Before buying your home, you might have asked your real estate agent a few questions about the history of the house. But while you may have been told the age of the property or clued in on other structural details, you probably weren’t told if a person ever died in your future home-sweet-home.
That’s because real estate agents aren’t legally obligated to inform buyers of past criminal activity, including documented deaths, because it is not considered a “material fact.” Rob Condrey, founder of DiedInHouse.com, wanted to make it possible for buyers to find out the darker details of any house.
DiedInHouse lets home buyers and renters know if a particular home was ever the setting of a suicide, a murder, or the scene of another gruesome crime. It does so using data from over 130 million police records, news reports, and old death certificates.
'Carfax' for home history
Condrey, the site’s President and CO-CEO, believes home buyers should know whether or not someone died in their potential house as it could influence their decision to buy. Before DiedInHouse, there was no way to access this particular genre of information.
“I went online to find a ‘Carfax’ of sorts for deaths in homes and I didn’t find anything, but I did find pages and pages of people asking if there’s a way to find out if their house is haunted,” Condrey told Forbes.
The site is primarily geared toward buyers and renters, although it does attract the occasional ghost hunter or paranormal activity seeker. Running an address through DiedInHouse can reveal information that does not normally get offered up by a realtor, Condrey says.
“The realtor is trying to sell, so they won’t disclose if they don’t have to,” he said. But those who are curious can find out for themselves on DiedInHouse.com.
To get started, users enter an address and choose from a menu of information options. Prices for one address start at $11.99.
Sarah has been writing and editing for ConsumerAffairs since 2015. Her areas of interest include technology and cybersecurity news, retail news, and home and living news.
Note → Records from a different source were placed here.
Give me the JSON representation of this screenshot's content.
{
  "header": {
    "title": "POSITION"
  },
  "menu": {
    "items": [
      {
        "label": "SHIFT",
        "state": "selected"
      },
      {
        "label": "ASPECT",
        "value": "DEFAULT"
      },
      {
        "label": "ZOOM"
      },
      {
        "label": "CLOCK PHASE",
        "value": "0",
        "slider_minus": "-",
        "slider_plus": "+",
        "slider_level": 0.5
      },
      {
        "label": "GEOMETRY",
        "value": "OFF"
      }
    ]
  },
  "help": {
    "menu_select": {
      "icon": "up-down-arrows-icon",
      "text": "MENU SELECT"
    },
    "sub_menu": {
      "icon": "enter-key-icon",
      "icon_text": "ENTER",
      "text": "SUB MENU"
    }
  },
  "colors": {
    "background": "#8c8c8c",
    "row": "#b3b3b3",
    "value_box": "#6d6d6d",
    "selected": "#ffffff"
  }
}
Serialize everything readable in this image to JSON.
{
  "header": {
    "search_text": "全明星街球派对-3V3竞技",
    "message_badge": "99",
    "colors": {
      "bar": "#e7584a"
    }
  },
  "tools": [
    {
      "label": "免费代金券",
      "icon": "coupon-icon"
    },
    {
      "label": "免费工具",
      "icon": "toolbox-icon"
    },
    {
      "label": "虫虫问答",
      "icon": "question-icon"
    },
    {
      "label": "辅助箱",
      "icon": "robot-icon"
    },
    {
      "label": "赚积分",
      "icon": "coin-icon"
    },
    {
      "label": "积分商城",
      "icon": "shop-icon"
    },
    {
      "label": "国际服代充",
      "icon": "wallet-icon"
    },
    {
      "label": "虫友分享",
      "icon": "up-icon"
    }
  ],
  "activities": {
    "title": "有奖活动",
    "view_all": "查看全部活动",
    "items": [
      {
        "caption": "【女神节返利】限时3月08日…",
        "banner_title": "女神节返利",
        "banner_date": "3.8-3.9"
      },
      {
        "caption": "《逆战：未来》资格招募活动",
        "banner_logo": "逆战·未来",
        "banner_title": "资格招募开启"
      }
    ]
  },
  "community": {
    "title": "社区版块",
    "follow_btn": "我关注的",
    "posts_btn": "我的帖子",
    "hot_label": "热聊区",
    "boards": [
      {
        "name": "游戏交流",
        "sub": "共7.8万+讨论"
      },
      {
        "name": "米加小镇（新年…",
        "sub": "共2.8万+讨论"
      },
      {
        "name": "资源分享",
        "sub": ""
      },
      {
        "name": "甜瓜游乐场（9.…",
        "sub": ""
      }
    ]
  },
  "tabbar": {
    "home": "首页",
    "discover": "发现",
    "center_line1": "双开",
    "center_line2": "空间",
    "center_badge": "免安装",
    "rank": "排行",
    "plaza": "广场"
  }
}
She is a graduate of Virginia Commonwealth University, an interior design enthusiast, and a mother of two.